## STUDY MATERIAL
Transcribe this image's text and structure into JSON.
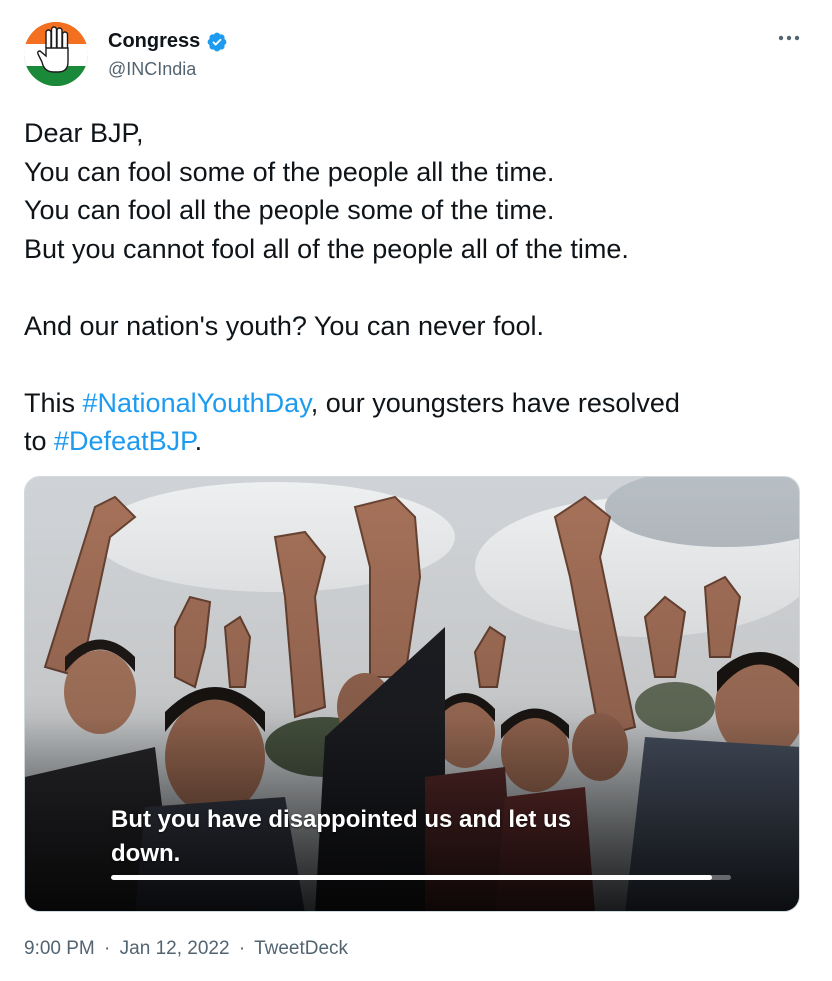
{
  "author": {
    "display_name": "Congress",
    "handle": "@INCIndia",
    "verified": true,
    "avatar_icon": "congress-hand-logo-icon",
    "verified_icon": "verified-badge-icon",
    "more_icon": "more-options-icon"
  },
  "tweet": {
    "lines": [
      "Dear BJP,",
      "You can fool some of the people all the time.",
      "You can fool all the people some of the time.",
      "But you cannot fool all of the people all of the time."
    ],
    "paragraph2": "And our nation's youth? You can never fool.",
    "p3_prefix": "This ",
    "hashtag1": "#NationalYouthDay",
    "p3_middle": ", our youngsters have resolved",
    "p3_line2_prefix": "to ",
    "hashtag2": "#DefeatBJP",
    "p3_end": "."
  },
  "media": {
    "caption_line1": "But you have disappointed us and let us",
    "caption_line2": "down.",
    "progress": 0.97
  },
  "meta": {
    "time": "9:00 PM",
    "separator": "·",
    "date": "Jan 12, 2022",
    "source": "TweetDeck"
  },
  "colors": {
    "link": "#1d9bf0",
    "secondary_text": "#536471",
    "verified": "#1d9bf0"
  }
}
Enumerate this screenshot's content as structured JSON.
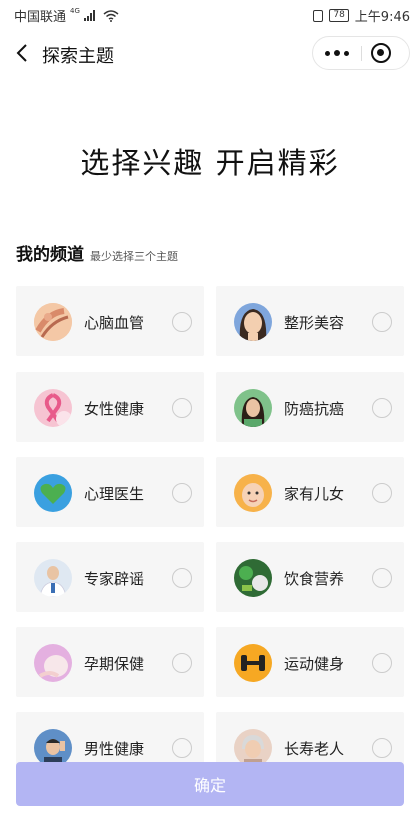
{
  "status_bar": {
    "carrier": "中国联通",
    "network": "4G",
    "battery": "78",
    "time": "上午9:46"
  },
  "nav": {
    "title": "探索主题"
  },
  "headline": "选择兴趣  开启精彩",
  "section": {
    "title": "我的频道",
    "subtitle": "最少选择三个主题"
  },
  "topics": [
    {
      "label": "心脑血管",
      "icon": "heart-anatomy-icon",
      "selected": false
    },
    {
      "label": "整形美容",
      "icon": "woman-face-icon",
      "selected": false
    },
    {
      "label": "女性健康",
      "icon": "pink-ribbon-icon",
      "selected": false
    },
    {
      "label": "防癌抗癌",
      "icon": "woman-portrait-icon",
      "selected": false
    },
    {
      "label": "心理医生",
      "icon": "green-heart-icon",
      "selected": false
    },
    {
      "label": "家有儿女",
      "icon": "baby-face-icon",
      "selected": false
    },
    {
      "label": "专家辟谣",
      "icon": "doctor-icon",
      "selected": false
    },
    {
      "label": "饮食营养",
      "icon": "vegetables-icon",
      "selected": false
    },
    {
      "label": "孕期保健",
      "icon": "pregnant-belly-icon",
      "selected": false
    },
    {
      "label": "运动健身",
      "icon": "dumbbell-icon",
      "selected": false
    },
    {
      "label": "男性健康",
      "icon": "man-headache-icon",
      "selected": false
    },
    {
      "label": "长寿老人",
      "icon": "elderly-woman-icon",
      "selected": false
    }
  ],
  "confirm_label": "确定",
  "colors": {
    "confirm_bg": "#b3b5f3",
    "card_bg": "#f6f6f6"
  }
}
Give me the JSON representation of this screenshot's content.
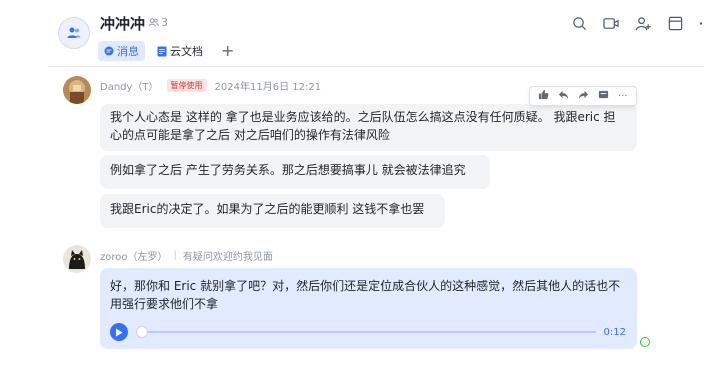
{
  "header": {
    "title": "冲冲冲",
    "member_count": "3",
    "tabs": [
      {
        "label": "消息",
        "icon": "chat-bubble-icon"
      },
      {
        "label": "云文档",
        "icon": "document-icon"
      }
    ],
    "add_tab_label": "+",
    "tools": [
      "search-icon",
      "video-call-icon",
      "add-member-icon",
      "window-icon",
      "more-icon"
    ]
  },
  "toolbar": {
    "items": [
      "thumbs-up-icon",
      "reply-icon",
      "forward-icon",
      "pin-icon",
      "more-icon"
    ],
    "more_label": "···"
  },
  "messages": [
    {
      "sender": "Dandy（T）",
      "status_tag": "暂停使用",
      "time": "2024年11月6日 12:21",
      "bubbles": [
        "我个人心态是 这样的 拿了也是业务应该给的。之后队伍怎么搞这点没有任何质疑。 我跟eric 担心的点可能是拿了之后 对之后咱们的操作有法律风险",
        "例如拿了之后 产生了劳务关系。那之后想要搞事儿 就会被法律追究",
        "我跟Eric的决定了。如果为了之后的能更顺利 这钱不拿也罢"
      ]
    },
    {
      "sender": "zoroo（左罗）",
      "signature": "有疑问欢迎约我见面",
      "bubbles": [
        "好，那你和 Eric 就别拿了吧？对，然后你们还是定位成合伙人的这种感觉，然后其他人的话也不用强行要求他们不拿"
      ],
      "audio": {
        "duration": "0:12",
        "progress": 0
      }
    }
  ],
  "colors": {
    "accent": "#3370ff",
    "bubble_gray": "#f2f3f5",
    "bubble_blue": "#e1eaff",
    "tag_red": "#d83931"
  }
}
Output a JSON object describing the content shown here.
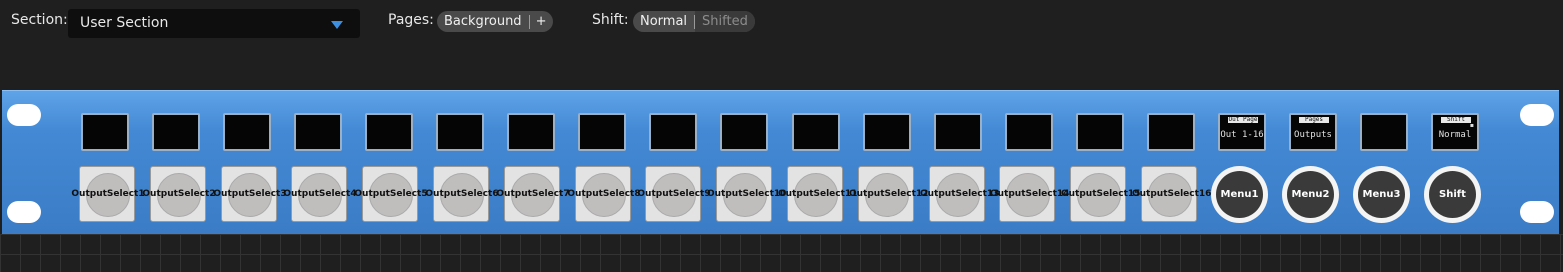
{
  "toolbar": {
    "section_label": "Section:",
    "section_value": "User Section",
    "pages_label": "Pages:",
    "pages_current": "Background",
    "pages_add": "+",
    "shift_label": "Shift:",
    "shift_normal": "Normal",
    "shift_shifted": "Shifted"
  },
  "colors": {
    "panel_blue": "#4389d4",
    "caret_blue": "#3c8fe0",
    "background": "#1f1f1f"
  },
  "lcds": [
    {
      "header": "",
      "value": ""
    },
    {
      "header": "",
      "value": ""
    },
    {
      "header": "",
      "value": ""
    },
    {
      "header": "",
      "value": ""
    },
    {
      "header": "",
      "value": ""
    },
    {
      "header": "",
      "value": ""
    },
    {
      "header": "",
      "value": ""
    },
    {
      "header": "",
      "value": ""
    },
    {
      "header": "",
      "value": ""
    },
    {
      "header": "",
      "value": ""
    },
    {
      "header": "",
      "value": ""
    },
    {
      "header": "",
      "value": ""
    },
    {
      "header": "",
      "value": ""
    },
    {
      "header": "",
      "value": ""
    },
    {
      "header": "",
      "value": ""
    },
    {
      "header": "",
      "value": ""
    },
    {
      "header": "Out Page",
      "value": "Out 1-16"
    },
    {
      "header": "Pages",
      "value": "Outputs"
    },
    {
      "header": "",
      "value": ""
    },
    {
      "header": "Shift",
      "value": "Normal"
    }
  ],
  "square_buttons": [
    "OutputSelect1",
    "OutputSelect2",
    "OutputSelect3",
    "OutputSelect4",
    "OutputSelect5",
    "OutputSelect6",
    "OutputSelect7",
    "OutputSelect8",
    "OutputSelect9",
    "OutputSelect10",
    "OutputSelect11",
    "OutputSelect12",
    "OutputSelect13",
    "OutputSelect14",
    "OutputSelect15",
    "OutputSelect16"
  ],
  "round_buttons": [
    "Menu1",
    "Menu2",
    "Menu3",
    "Shift"
  ]
}
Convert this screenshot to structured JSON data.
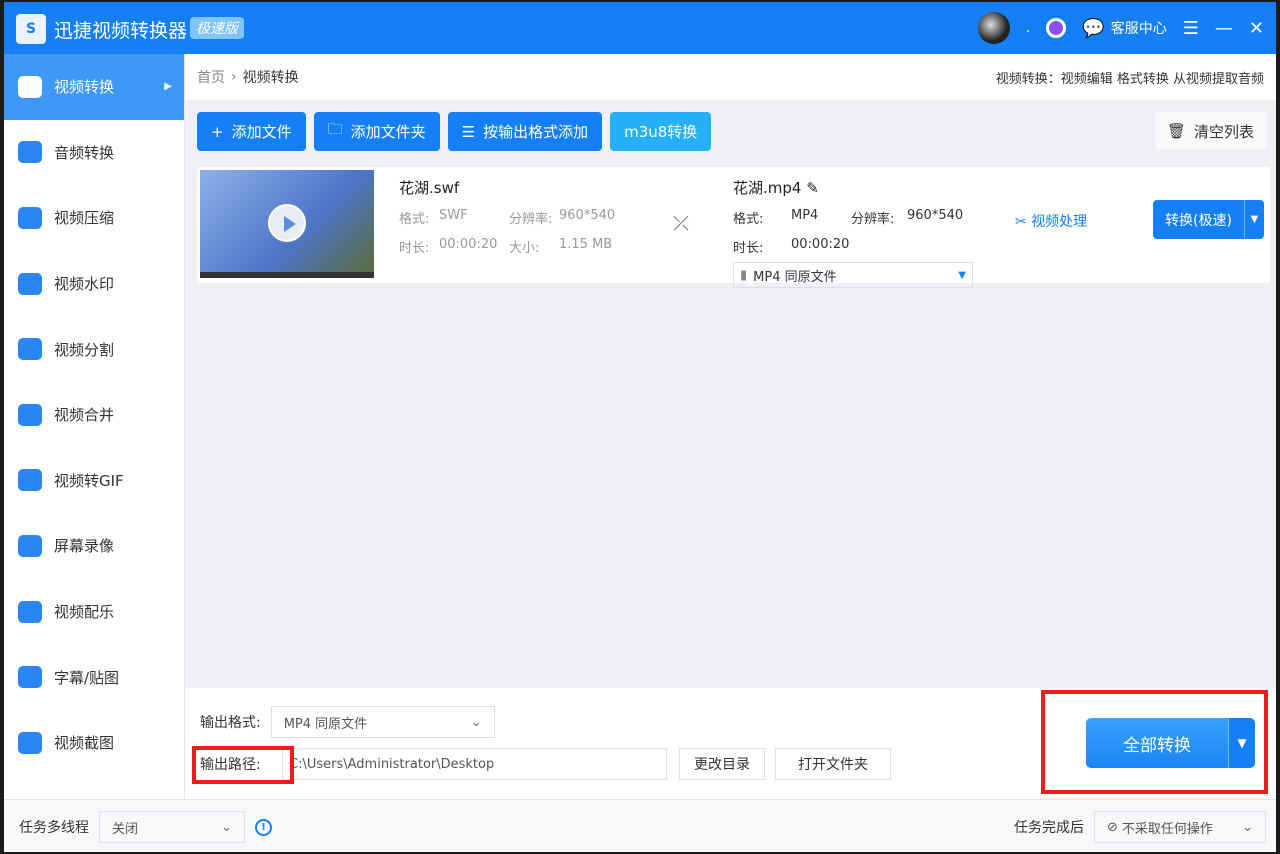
{
  "titlebar": {
    "logo": "S",
    "title": "迅捷视频转换器",
    "edition": "极速版",
    "service": "客服中心",
    "dot": "."
  },
  "sidebar": {
    "items": [
      {
        "label": "视频转换",
        "active": true
      },
      {
        "label": "音频转换"
      },
      {
        "label": "视频压缩"
      },
      {
        "label": "视频水印"
      },
      {
        "label": "视频分割"
      },
      {
        "label": "视频合并"
      },
      {
        "label": "视频转GIF"
      },
      {
        "label": "屏幕录像"
      },
      {
        "label": "视频配乐"
      },
      {
        "label": "字幕/贴图"
      },
      {
        "label": "视频截图"
      }
    ]
  },
  "breadcrumb": {
    "home": "首页",
    "sep": "›",
    "current": "视频转换",
    "tip": "视频转换：视频编辑 格式转换 从视频提取音频"
  },
  "toolbar": {
    "add_file": "添加文件",
    "add_folder": "添加文件夹",
    "add_by_format": "按输出格式添加",
    "m3u8": "m3u8转换",
    "clear": "清空列表"
  },
  "file": {
    "source": {
      "name": "花湖.swf",
      "format_label": "格式:",
      "format": "SWF",
      "res_label": "分辨率:",
      "resolution": "960*540",
      "dur_label": "时长:",
      "duration": "00:00:20",
      "size_label": "大小:",
      "size": "1.15 MB"
    },
    "target": {
      "name": "花湖.mp4",
      "format_label": "格式:",
      "format": "MP4",
      "res_label": "分辨率:",
      "resolution": "960*540",
      "dur_label": "时长:",
      "duration": "00:00:20",
      "preset": "MP4  同原文件"
    },
    "video_process": "视频处理",
    "convert": "转换(极速)"
  },
  "bottom": {
    "format_label": "输出格式:",
    "format_value": "MP4  同原文件",
    "path_label": "输出路径:",
    "path_value": "C:\\Users\\Administrator\\Desktop",
    "change_dir": "更改目录",
    "open_folder": "打开文件夹",
    "convert_all": "全部转换"
  },
  "footer": {
    "multithread_label": "任务多线程",
    "multithread_value": "关闭",
    "after_label": "任务完成后",
    "after_value": "不采取任何操作"
  },
  "colors": {
    "primary": "#1580f5",
    "highlight": "#ee1c1c"
  }
}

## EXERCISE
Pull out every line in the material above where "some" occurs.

## ANSWER
      "You can fool some of the people all the time.",
      "You can fool all the people some of the time.",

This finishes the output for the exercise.